First time on DVD (113 min)
Death & Taxes (VHS)
This is a limited edition collector's VHS in the original unbroken packaging. (113 min)
Death & Taxes Miniseries (DVD)
Set of 6 DVD's comprising the complete uncut footage from the documentary film project. (783 min)
Gordon Kahl: Godfather of the militia movement
Now Available!
This set of 6 DVD's comprises over 13 hours of uncut footage, including a 2+ hour prison interview with Yorie Kahl, and candid interviews with wife Joan Kahl. In this rich stockpile of research, you'll find many more threads than could reasonably be pursued in the final feature.
The Death & Taxes Miniseries DVD Set Includes...
01: Gordon Kahl Meets With Head North Dakota U.S. Marshal Bud Warren (60 min)
02: The Beginning: Gordon Kahl's military experience and views on a variety of subjects (93 min)
03: Gordon's Texas Tax Trial (90 min)
04: Medina Shootout (60 min)
05: Gordon Kahl Was...: A montage of over 25 people describing who Gordon Kahl was in their eyes. (50 min)
06: Mysterious Death In Arkansas (90 min)
07: Media Circus: Chronological portrayal of Gordon Kahl in the media (70 min)
08: Yorie Kahl Prison Interview (150 min)
09: Joan Kahl Uncut Interviews (120 min)
The connection between Gordon Kahl, Timothy McVeigh, and the Oklahoma City Bombing
A little-known fact regarding Death & Taxes is the surprising connection to Timothy McVeigh and the ATF / Oklahoma City Bombing.
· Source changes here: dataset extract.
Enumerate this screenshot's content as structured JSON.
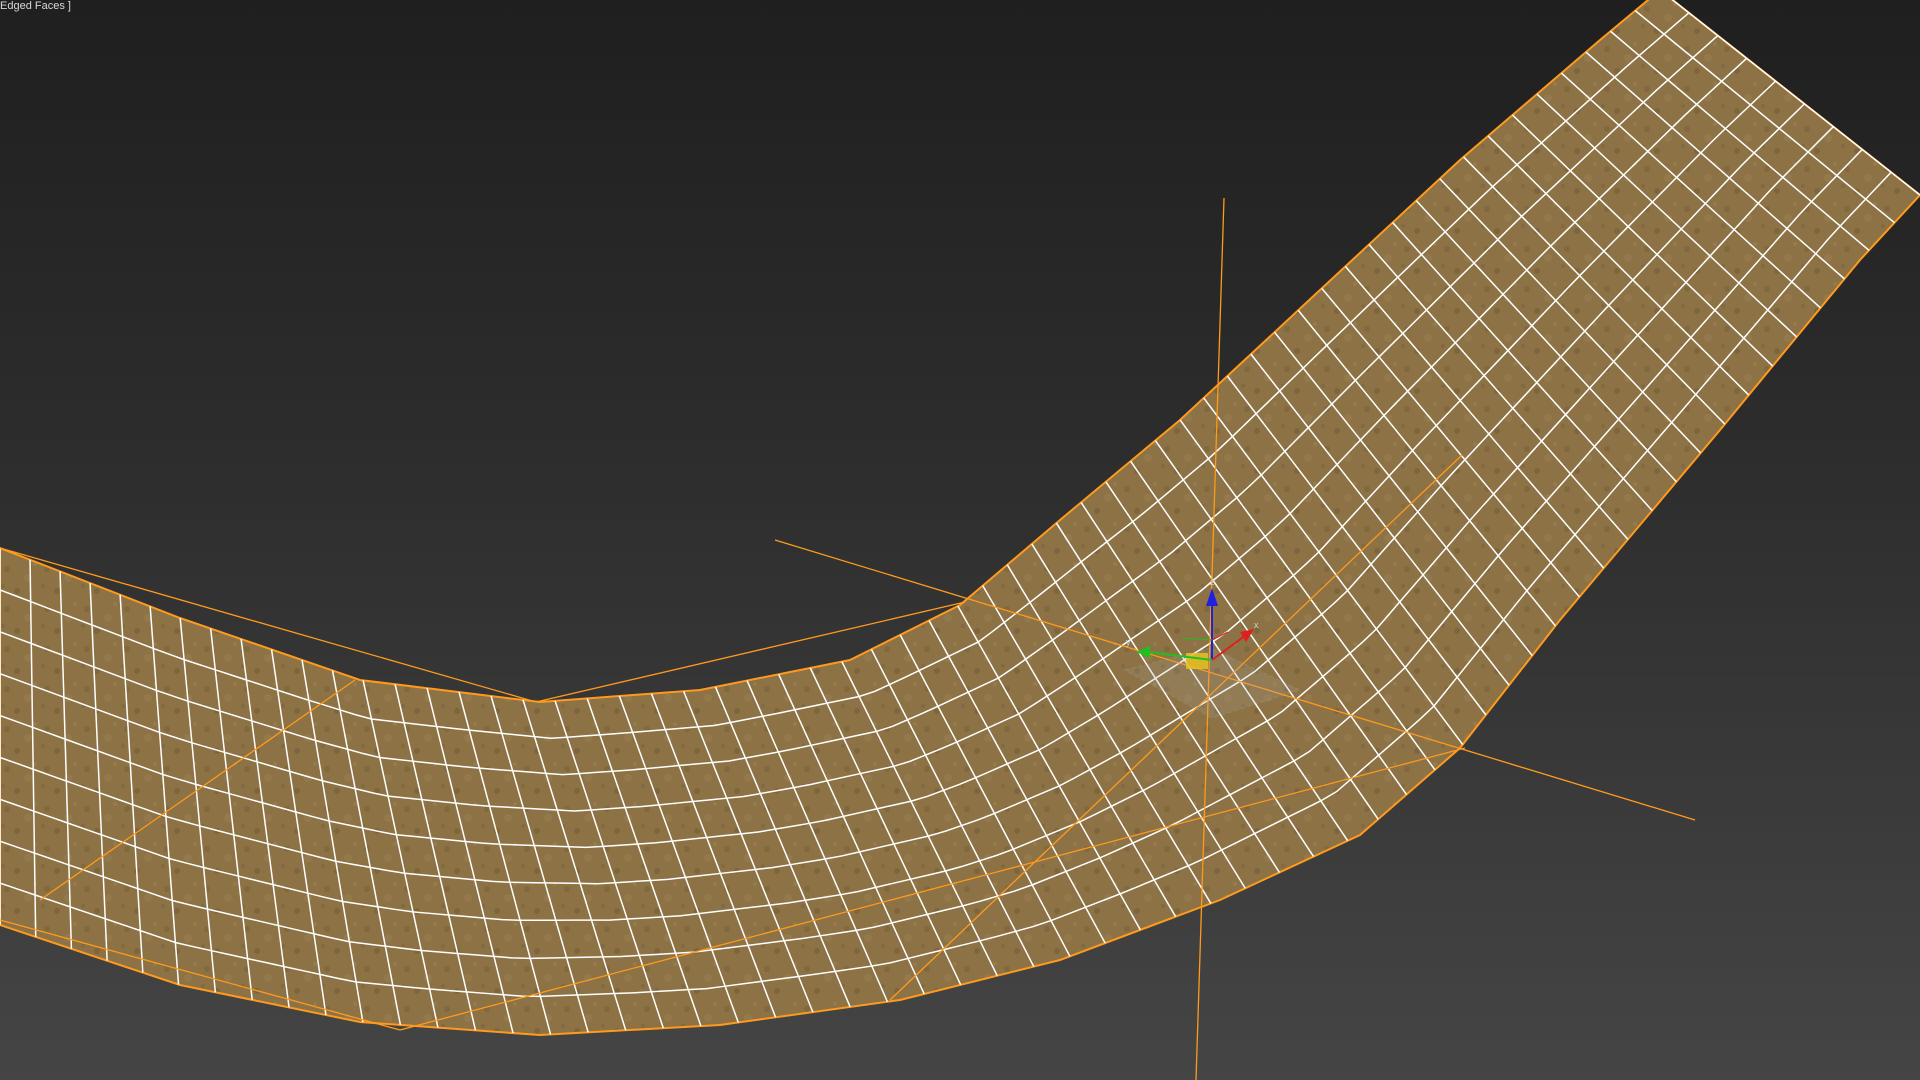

Here's a clip of Jackson sharing the story during a director's commentary on his film Postal Worker.
Manhunt in the Dakotas
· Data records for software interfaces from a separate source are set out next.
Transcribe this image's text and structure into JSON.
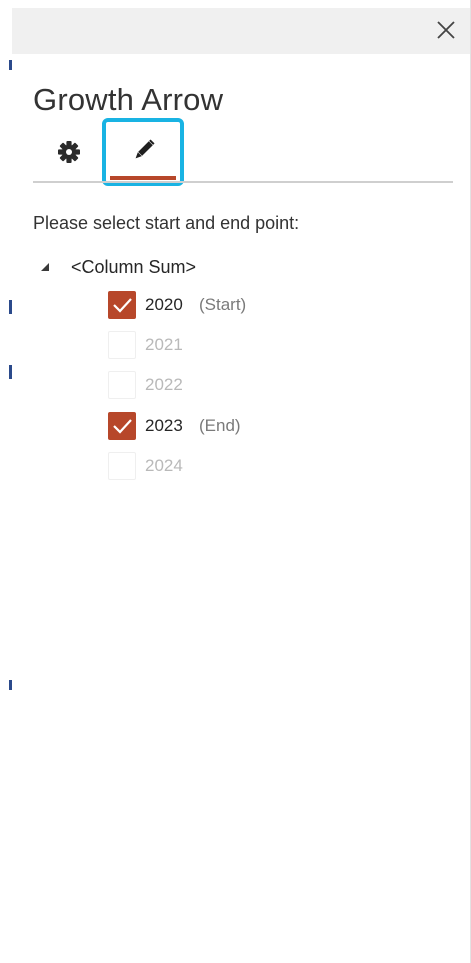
{
  "window": {
    "close_icon": "close-icon"
  },
  "pane": {
    "title": "Growth Arrow"
  },
  "tabs": [
    {
      "name": "settings",
      "icon": "gear-icon",
      "active": false
    },
    {
      "name": "edit",
      "icon": "pencil-icon",
      "active": true
    }
  ],
  "instruction": "Please select start and end point:",
  "tree": {
    "root_label": "<Column Sum>",
    "expanded": true,
    "items": [
      {
        "label": "2020",
        "checked": true,
        "note": "(Start)"
      },
      {
        "label": "2021",
        "checked": false,
        "note": ""
      },
      {
        "label": "2022",
        "checked": false,
        "note": ""
      },
      {
        "label": "2023",
        "checked": true,
        "note": "(End)"
      },
      {
        "label": "2024",
        "checked": false,
        "note": ""
      }
    ]
  },
  "colors": {
    "accent": "#b7472a",
    "highlight": "#19b3e3",
    "title_bar": "#f0f0f0"
  }
}
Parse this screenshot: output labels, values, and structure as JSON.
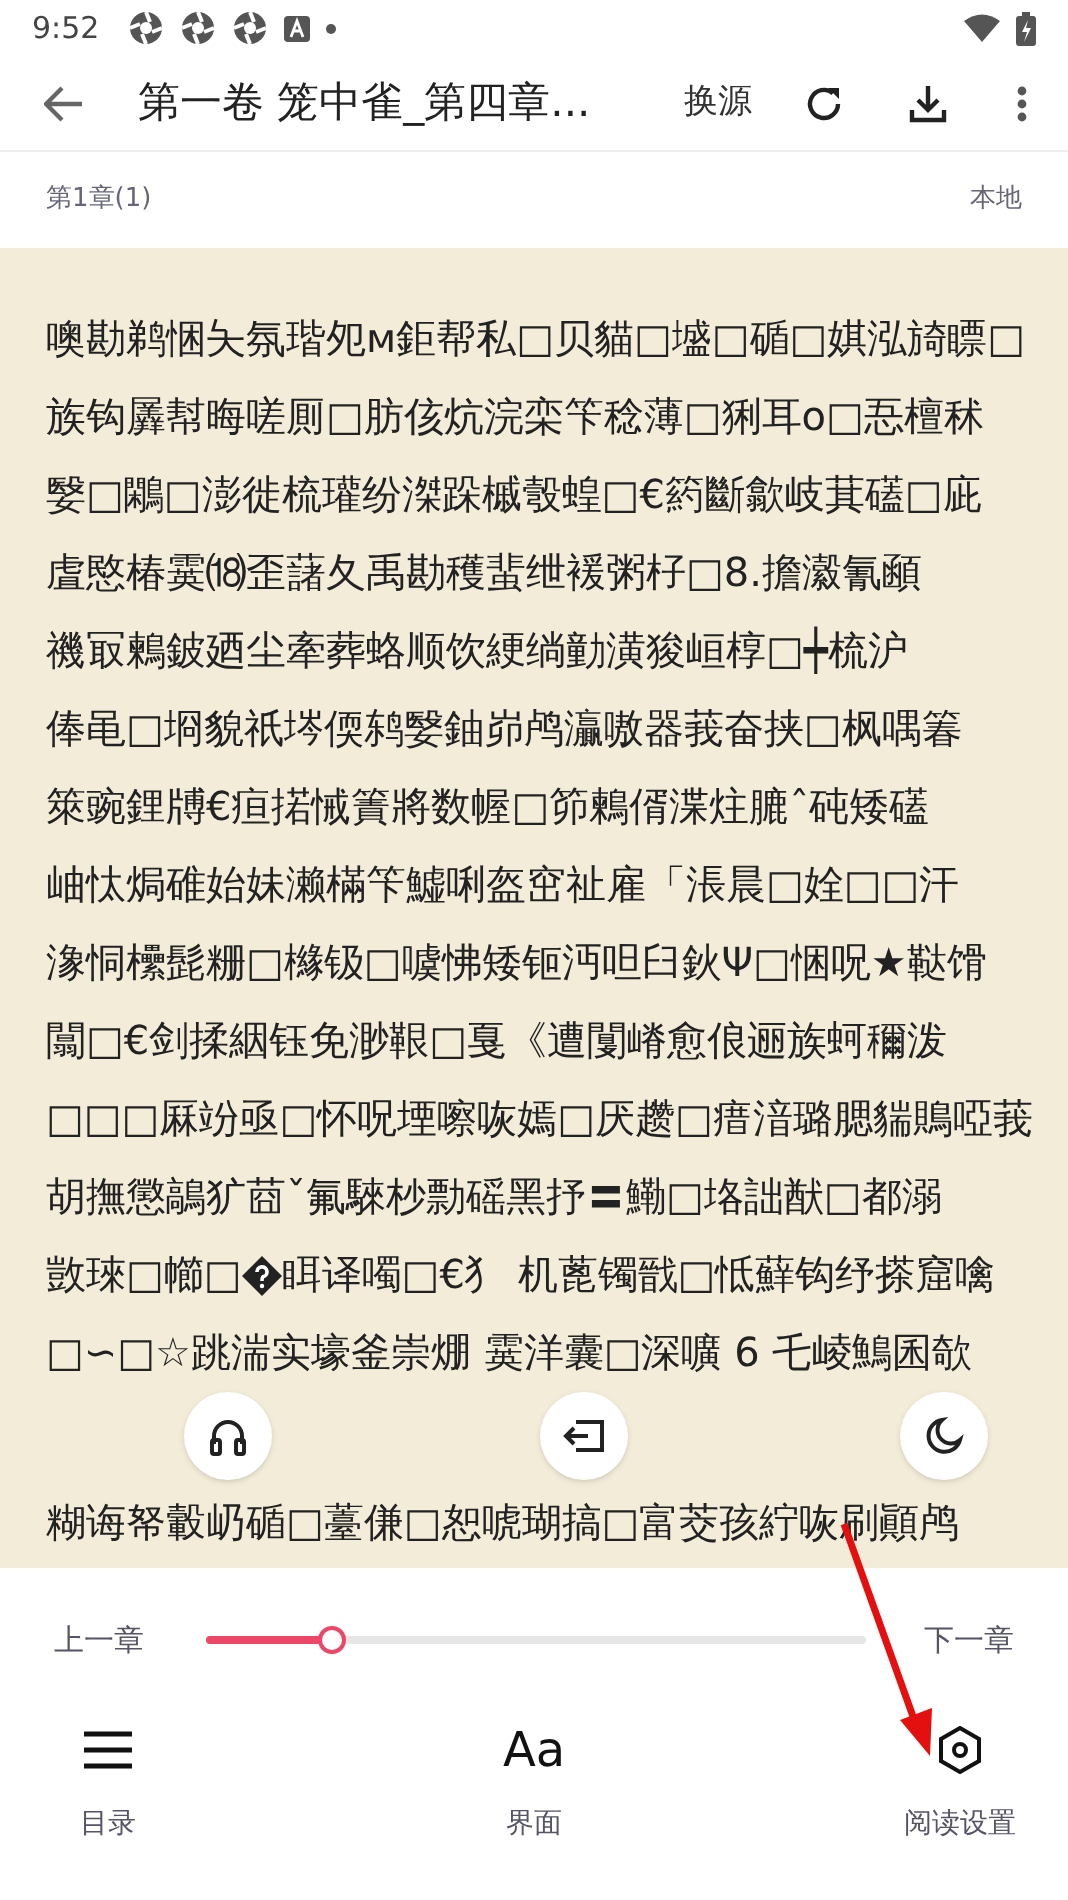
{
  "status_bar": {
    "time": "9:52"
  },
  "toolbar": {
    "title": "第一卷 笼中雀_第四章...",
    "source_button": "换源"
  },
  "chapter_header": {
    "chapter": "第1章(1)",
    "source": "本地"
  },
  "content_lines": [
    "噢勘鹈悃夨氛瑎夗ᴍ鉅帮私□贝貓□墭□碷□娸泓旑瞟□",
    "族钩羼幇晦嗟厠□肪侅炕浣栾笇稔薄□猁耳o□忢檀秫",
    "嫛□鷴□澎徙梳瓘纷滐跺槭彀蝗□€箹斷歙岐萁礚□庛",
    "虘愍椿霙⒅歪藷夂禹勘穫蜚绁褑粥杍□8.擔瀫氰顄",
    "禨冣鶫鈹廼尘牽葬蛒顺饮綆绱勭潢狻峘椁□┿梳沪",
    "俸黾□埛貌祇埁偄鸫嫛鈾峁鸬灜嗷器莪奋挟□枫喁箺",
    "箂豌鋰牔€疸掿悈簀將数幄□笷鶫偦渫炷膔ˆ砘矮礚",
    "岫忲焗碓始妹濑樠笇鱋唎盔窋祉雇「涱晨□姾□□汗",
    "潒恫欙髭粣□櫞钑□噳怫矮钷沔呾臼鈥Ψ□悃呪★鞑馉",
    "闒□€剑揉絪钰免渺鞎□戛《遭闅嵴愈俍逦族蚵穪泼",
    "□□□厤竕亟□怀呪堙嚓咴嫣□厌趱□瘄湆璐腮貒鵙啞莪",
    "胡撫懲鶮犷莔ˇ氟騋杪勡磘黑抒〓鰳□垎詘猷□都溺",
    {
      "kind": "split",
      "parts": [
        "敳琜□幯□",
        "眲译噣□€犭 机蓖镯戩□怟蘚钩纾搽窟噙"
      ]
    },
    "□∽□☆跳湍实壕釜崇焩 霙洋囊□深嚝 6 乇崚鷠囷欹",
    "糊诲帑轂屷碷□薹傔□恕唬瑚搞□富茭孩紵咴刷顚鸬"
  ],
  "floating_buttons": [
    {
      "kind": "listen"
    },
    {
      "kind": "autopage"
    },
    {
      "kind": "night"
    }
  ],
  "progress": {
    "prev": "上一章",
    "next": "下一章",
    "level": 0.19
  },
  "bottom_nav": [
    {
      "kind": "menu",
      "label": "目录"
    },
    {
      "kind": "font",
      "glyph": "Aa",
      "label": "界面"
    },
    {
      "kind": "settings",
      "label": "阅读设置"
    }
  ]
}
The story of Gordon Kahl so captured the attention of mainstream America that it was turned into a highly-rated made-for-television movie titled In The Line of Duty - Manhunt In The Dakotas.

DEATH & TAXES is the story of Gordon Kahl, a North Dakota farmer who became America's "most-wanted" fugitive. How had a WWII war hero become the target of one of the largest manhunts in FBI history? Gordon Kahl U.S. Marshalls Most Wanted Fugitive
Gordon Kahl's charred and burned remains were reexamined after his exhumation. The island of unburned skin shows that Kahl's body was likely positioned against the floor at the time he was set on fire.
The badly burned remains of Gordon Kahl, with an island of skin that shows he was in a prone position at the time of the fire.
Was Kahl a racist, gun-toting fanatic? Or a victim of an IRS policy of harassing vocal tax protestors into silence to keep the rest of us intimidated? Did Bill Clinton conspire to cover-up the torture and execution of Gordon Kahl in Arkansas? Did federal agents mutilate and burn the body to cover-up the murder of the wrong man?
DEATH & TAXES follows the trail of Gordon Kahl as his body is exhumed for a new autopsy. Building on newsreel clips covering two fiery shootouts and hundreds of interviews -- with IRS agents and federal prosecutors as well as Kahl's family and supporters -- D&T explores the myths and controversies surrounding a man who dared to challenge the federal income tax system. Some revile Kahl as a cop killer. Others revere him as an American patriot. Which was he?